Christ came for years like 2014. Christ came for our sorrows. Christ came for my children’s disappointments. Christ came for quiet morning moments and for loud evening celebrations. He came to bring us to the Father who loves us well. We lift our hearts to him. Hearts full of 2014’s residual griefs — Ferguson, Syria, Peshawar, Christmas week tornadoes, earthquakes, floods, funerals, fallen families, break ups, brokenness. We move into this new year with trepidation. We choose faith in the face of fear. We choose forgiveness instead of bitterness. We choose love in the face of resentment and hatred.

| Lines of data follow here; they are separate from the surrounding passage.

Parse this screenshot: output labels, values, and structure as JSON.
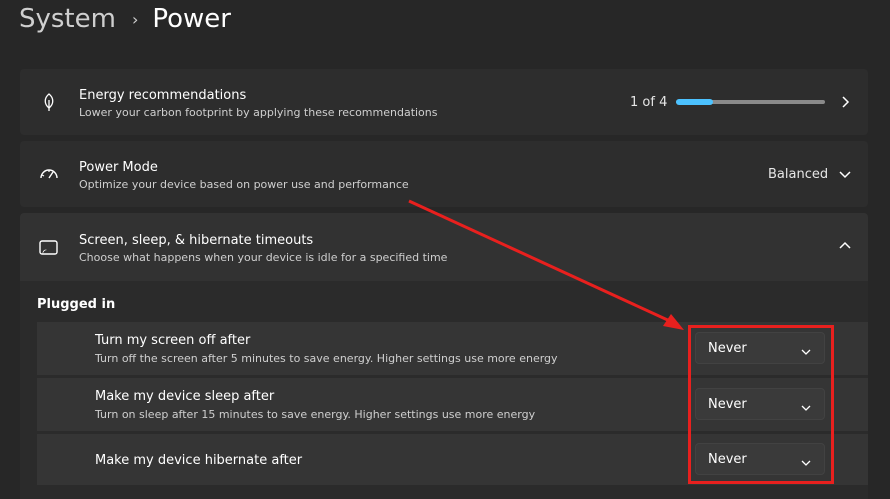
{
  "breadcrumb": {
    "parent": "System",
    "separator": "›",
    "current": "Power"
  },
  "energy": {
    "title": "Energy recommendations",
    "description": "Lower your carbon footprint by applying these recommendations",
    "progress_text": "1 of 4",
    "progress_fraction": 0.25,
    "accent_color": "#4cc2ff",
    "icon": "leaf-icon"
  },
  "power_mode": {
    "title": "Power Mode",
    "description": "Optimize your device based on power use and performance",
    "value": "Balanced",
    "icon": "speedometer-icon"
  },
  "timeouts": {
    "title": "Screen, sleep, & hibernate timeouts",
    "description": "Choose what happens when your device is idle for a specified time",
    "icon": "screen-sleep-icon",
    "section_label": "Plugged in",
    "rows": [
      {
        "title": "Turn my screen off after",
        "description": "Turn off the screen after 5 minutes to save energy. Higher settings use more energy",
        "value": "Never"
      },
      {
        "title": "Make my device sleep after",
        "description": "Turn on sleep after 15 minutes to save energy. Higher settings use more energy",
        "value": "Never"
      },
      {
        "title": "Make my device hibernate after",
        "description": "",
        "value": "Never"
      }
    ]
  },
  "annotation": {
    "color": "#e8201e"
  }
}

With a new year comes new hope, new grace, new opportunities, new chances to choose joy. The new year brings new purpose, new lessons, new manna, new narratives, new stories. We can pray new prayers. We can try our hand at new things. We can enter new habits. We can find new peace in our new troubles, new hope in our new distresses, new joys in the midst of our new sorrows.

The old has gone, the new is here!

“But forget all that—Forget about what’s happened;

don’t keep going over old history. Be alert, be present.

it is nothing compared to what I am going to do.

For I am about to do something new….something brand-new!

See, I have already begun! It’s bursting out! Don’t you see it?

There it is! I’m making a road through the desert,

I will make a pathway through the wilderness.

I will create rivers in the dry wasteland,

rivers in the badlands.

(Isaiah 43:18-19 NLT&The Message)

Seasons of Waiting

When the lights go out

Each year the season of Advent takes me by surprise. Instead of coming on with a shout, a “look at me, look at me,” Advent comes with a whisper.

It comes as I am busy with other things and whispers “Pay attention, I’m here.” It comes with cold weather and crowded sidewalks, it comes with humility and insistence. When my children were little I knew it would be hard so I paid closer attention. I was determined that we would feel the light of Advent in the midst of tinsel and baubles.

But now that they are older and away from the house I realize it is still difficult. Still difficult to cultivate an attitude of expectant waiting.

As I was thinking about Advent, about seasons of waiting, I thought back to my pregnancies. Five times on three continents I went through the process of pregnancy and birth. And in all five I knew there was something coming. Something life changing and amazing. Something that would require strength, love, discipline, and grace. From the time I first saw a light blue line appear on a plastic stick I knew that the next nine months would bring about change, both expected and unexpected. Sometimes that big event came during a busy day, requiring me to stop everything I was doing and all I had planned, other times it came through a painful whisper in the night. And each time was a miracle – a miracle of tiny fingers and toes, little legs kicking out into a world unknown, a lusty cry appeased only by the touch of a mom.

This expectant waiting that I felt during pregnancy is like this season of Advent, a season where I remember another birth, a birth that changed our world.

I am waiting on many things this year. Waiting that sometimes causes anxiety and a hurting heart. I am waiting on things that do not have a natural end point as a pregnancy does, waiting on things that may not be realized any time soon. It is this I think about as I enter this season of Advent.

That first Advent was long ago – after years and years of silence. The lights were out and the world felt cold and dark, void of hope. Yet there were still whispers of a ‘coming’. There were still those who believed and waited and prayed. Into this came not a ruler or king, but a tiny baby who needed his mom. Yet that tiny baby was worth the wait, was worth the silence. So I remember this during this season of waiting. And I pray my anxious heart will remember that time so long ago when the world watched and waited with expectant hope. 

What about you? Are you watching and waiting for something with expectant hope? With fear and anxiety? I would love it if you shared some of your heart through the comments.